The spice route is known to have covered commercial routes dedicated mainly to the trade in spices from Asia. The Portuguese Discoveries, between the 15th and the 16th centuries, were motivated by the desire to conquer the New World and the demand for trade in precious metals – like and silver and gold. Portugal would establish relationships around the world, including Africa, the Americas and, in Asia, the direct access to spices – and that was gold.
The Portuguese influence on the spices route – with the aim of breaking its trade in the Mediterranean – was made possible when the Portuguese discovered the sea route to India. In 1497, Vasco da Gama rounded the Cape of Good Hope (Cape Town, South Africa) formerly known as “Cabo das Tormentas” until Bartolomeu Dias rounded it in 1488, confirming that the unknown coast stretched to the northeast) and completed a trip to India, becoming the first European to accomplish this feat and creating a maritime alternative to the Mediterranean route.
This was followed by an expansion to the east, which culminated in the Portuguese obtaining a monopoly on the trade in Asian spices during the Age of the Discoveries. This expansion was carried through the Portuguese expedition under the command of Pedro Álvares Cabral with the mission to bring spices from India. But the aim to dominate the spice trade by sea led the Portuguese increasingly to the east, leading to the capture of the port of Malacca that opened the path to the hidden location of the so-called “Spice Islands” – the Moluccas –, the world provider of nutmeg and cloves, and to countries such as China, Indonesia and Japan.

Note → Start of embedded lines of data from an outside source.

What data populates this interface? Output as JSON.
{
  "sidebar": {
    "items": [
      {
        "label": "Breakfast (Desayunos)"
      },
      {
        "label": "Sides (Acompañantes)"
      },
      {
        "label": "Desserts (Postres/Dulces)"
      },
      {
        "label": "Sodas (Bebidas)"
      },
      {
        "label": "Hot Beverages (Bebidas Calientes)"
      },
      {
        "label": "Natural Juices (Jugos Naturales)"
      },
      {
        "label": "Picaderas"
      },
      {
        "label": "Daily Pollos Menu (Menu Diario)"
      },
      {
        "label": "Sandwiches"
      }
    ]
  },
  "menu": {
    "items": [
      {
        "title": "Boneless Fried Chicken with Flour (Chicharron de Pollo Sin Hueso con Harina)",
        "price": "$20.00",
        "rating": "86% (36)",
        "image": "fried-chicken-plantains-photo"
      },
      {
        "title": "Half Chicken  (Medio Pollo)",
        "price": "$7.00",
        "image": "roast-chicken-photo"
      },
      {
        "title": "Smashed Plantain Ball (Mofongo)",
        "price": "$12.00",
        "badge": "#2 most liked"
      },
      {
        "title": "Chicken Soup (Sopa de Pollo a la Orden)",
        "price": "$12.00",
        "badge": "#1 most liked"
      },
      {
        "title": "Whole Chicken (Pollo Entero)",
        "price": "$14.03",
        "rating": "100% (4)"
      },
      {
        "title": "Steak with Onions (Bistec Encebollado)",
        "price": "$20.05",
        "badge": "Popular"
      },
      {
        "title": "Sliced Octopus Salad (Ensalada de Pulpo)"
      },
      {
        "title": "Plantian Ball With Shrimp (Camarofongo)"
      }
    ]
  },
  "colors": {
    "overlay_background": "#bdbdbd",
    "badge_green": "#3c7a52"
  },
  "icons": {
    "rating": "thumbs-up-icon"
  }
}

The Portuguese naval dominion lasted throughout the 16th century and only ended in the mid 1600s due to the arrival in the territory of the British and the Dutch. This route, which was important for the world economy even beyond the end of the 18th century, was vital for European civilization, and brought untold fortune.